[TASK STATEMENT]: Return every line from the records below in which the word "name" is found.

[Dataset rows describing interfaces]:
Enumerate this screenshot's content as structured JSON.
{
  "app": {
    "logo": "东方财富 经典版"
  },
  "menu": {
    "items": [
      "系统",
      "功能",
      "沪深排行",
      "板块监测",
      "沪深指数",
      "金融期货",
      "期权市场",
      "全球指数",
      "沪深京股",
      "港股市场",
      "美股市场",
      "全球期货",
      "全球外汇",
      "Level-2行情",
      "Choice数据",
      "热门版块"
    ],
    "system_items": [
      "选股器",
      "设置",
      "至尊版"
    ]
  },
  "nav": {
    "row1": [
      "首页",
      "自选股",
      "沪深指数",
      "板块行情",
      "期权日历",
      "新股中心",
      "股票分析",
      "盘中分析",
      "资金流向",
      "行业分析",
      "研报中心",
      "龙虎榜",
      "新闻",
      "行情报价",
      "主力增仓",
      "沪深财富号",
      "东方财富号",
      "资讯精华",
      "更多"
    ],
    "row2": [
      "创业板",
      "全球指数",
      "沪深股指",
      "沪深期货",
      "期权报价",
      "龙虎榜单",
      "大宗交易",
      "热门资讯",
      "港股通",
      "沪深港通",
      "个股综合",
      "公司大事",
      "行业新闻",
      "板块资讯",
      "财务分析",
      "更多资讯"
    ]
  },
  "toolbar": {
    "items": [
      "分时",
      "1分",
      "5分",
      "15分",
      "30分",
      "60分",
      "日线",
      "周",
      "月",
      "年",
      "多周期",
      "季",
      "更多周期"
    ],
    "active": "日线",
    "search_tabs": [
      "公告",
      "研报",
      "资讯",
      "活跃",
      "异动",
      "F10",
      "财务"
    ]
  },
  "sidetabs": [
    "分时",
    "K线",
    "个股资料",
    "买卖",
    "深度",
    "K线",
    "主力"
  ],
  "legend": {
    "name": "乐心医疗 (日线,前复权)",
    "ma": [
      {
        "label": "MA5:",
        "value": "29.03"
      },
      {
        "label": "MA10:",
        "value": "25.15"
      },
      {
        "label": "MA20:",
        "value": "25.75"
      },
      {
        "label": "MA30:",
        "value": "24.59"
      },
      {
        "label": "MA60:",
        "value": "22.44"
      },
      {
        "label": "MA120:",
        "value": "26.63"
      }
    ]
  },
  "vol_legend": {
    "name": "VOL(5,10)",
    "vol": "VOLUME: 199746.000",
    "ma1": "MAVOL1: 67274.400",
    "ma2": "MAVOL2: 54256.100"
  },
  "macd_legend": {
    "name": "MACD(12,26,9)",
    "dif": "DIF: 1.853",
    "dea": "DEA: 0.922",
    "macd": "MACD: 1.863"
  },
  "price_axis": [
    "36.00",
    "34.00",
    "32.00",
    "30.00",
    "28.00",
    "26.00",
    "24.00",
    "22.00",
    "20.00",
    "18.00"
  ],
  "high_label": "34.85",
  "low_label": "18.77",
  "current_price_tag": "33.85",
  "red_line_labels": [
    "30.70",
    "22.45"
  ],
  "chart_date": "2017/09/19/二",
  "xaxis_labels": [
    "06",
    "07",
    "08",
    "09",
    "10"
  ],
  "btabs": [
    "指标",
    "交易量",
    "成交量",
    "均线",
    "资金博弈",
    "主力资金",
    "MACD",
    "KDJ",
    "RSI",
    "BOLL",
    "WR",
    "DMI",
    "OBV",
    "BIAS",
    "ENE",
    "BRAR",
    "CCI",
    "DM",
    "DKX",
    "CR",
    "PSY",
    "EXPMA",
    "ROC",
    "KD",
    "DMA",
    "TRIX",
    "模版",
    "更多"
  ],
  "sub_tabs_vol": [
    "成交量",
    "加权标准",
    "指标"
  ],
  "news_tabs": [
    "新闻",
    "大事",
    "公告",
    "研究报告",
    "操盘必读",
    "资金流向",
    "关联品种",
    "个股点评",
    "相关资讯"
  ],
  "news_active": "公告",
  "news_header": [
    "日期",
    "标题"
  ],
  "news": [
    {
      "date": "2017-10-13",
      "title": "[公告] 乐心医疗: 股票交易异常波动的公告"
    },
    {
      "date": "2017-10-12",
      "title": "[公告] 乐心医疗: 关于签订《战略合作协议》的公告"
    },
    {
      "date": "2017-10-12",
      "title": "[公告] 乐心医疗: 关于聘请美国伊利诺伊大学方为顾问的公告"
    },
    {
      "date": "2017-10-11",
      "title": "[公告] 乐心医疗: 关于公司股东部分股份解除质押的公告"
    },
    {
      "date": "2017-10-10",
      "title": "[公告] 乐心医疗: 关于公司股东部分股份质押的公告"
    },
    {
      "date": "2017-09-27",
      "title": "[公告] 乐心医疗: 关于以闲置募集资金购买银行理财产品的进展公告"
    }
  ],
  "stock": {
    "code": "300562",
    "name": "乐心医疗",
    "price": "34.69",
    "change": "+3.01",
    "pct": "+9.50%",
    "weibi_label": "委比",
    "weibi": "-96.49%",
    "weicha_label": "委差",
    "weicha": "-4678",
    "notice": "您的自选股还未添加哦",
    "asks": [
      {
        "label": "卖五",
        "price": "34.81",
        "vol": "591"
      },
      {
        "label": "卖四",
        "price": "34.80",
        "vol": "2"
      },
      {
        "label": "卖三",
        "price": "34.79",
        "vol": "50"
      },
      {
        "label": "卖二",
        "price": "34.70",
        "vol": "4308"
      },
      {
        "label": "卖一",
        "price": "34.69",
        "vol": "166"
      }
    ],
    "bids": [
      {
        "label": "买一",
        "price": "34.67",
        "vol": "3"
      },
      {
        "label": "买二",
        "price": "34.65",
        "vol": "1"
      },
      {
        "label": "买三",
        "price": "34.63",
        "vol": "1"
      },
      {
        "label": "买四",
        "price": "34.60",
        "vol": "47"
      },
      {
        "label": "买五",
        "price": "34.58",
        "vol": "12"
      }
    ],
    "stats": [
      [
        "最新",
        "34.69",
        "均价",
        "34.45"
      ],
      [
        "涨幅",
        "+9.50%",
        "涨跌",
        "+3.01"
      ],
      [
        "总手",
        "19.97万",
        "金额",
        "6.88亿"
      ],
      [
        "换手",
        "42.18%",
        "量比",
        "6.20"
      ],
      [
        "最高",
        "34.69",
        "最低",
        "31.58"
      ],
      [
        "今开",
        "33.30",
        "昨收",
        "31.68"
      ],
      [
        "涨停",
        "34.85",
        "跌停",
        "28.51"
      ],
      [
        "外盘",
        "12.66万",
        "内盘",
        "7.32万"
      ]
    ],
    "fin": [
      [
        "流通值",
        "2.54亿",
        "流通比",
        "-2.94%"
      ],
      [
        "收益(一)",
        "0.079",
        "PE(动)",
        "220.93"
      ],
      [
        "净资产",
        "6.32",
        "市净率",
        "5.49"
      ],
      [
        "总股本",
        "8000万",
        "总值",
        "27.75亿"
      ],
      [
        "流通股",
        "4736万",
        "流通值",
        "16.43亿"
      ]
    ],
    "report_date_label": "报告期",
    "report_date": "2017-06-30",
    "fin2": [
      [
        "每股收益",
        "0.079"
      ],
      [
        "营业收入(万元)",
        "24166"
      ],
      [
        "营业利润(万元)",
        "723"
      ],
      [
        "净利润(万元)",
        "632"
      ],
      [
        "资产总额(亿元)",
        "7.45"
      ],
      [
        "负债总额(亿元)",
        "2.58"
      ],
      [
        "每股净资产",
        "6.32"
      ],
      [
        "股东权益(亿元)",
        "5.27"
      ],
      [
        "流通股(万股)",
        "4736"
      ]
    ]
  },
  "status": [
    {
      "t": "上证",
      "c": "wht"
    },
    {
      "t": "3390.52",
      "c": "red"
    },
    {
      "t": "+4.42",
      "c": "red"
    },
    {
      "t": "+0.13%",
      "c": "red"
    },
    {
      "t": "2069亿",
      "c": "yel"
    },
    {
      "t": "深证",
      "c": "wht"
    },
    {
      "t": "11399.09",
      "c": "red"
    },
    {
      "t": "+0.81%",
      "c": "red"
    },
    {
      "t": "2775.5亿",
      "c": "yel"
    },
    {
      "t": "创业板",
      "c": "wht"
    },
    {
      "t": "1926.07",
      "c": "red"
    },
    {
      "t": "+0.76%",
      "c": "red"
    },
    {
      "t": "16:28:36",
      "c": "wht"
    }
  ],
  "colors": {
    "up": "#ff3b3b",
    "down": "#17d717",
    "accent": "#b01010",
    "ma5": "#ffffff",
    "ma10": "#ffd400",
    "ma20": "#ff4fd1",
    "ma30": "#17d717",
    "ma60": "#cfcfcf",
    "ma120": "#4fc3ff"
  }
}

[PROBLEM SOLUTION]:
    "name": "乐心医疗 (日线,前复权)",
    "name": "VOL(5,10)",
    "name": "MACD(12,26,9)",
    "name": "乐心医疗",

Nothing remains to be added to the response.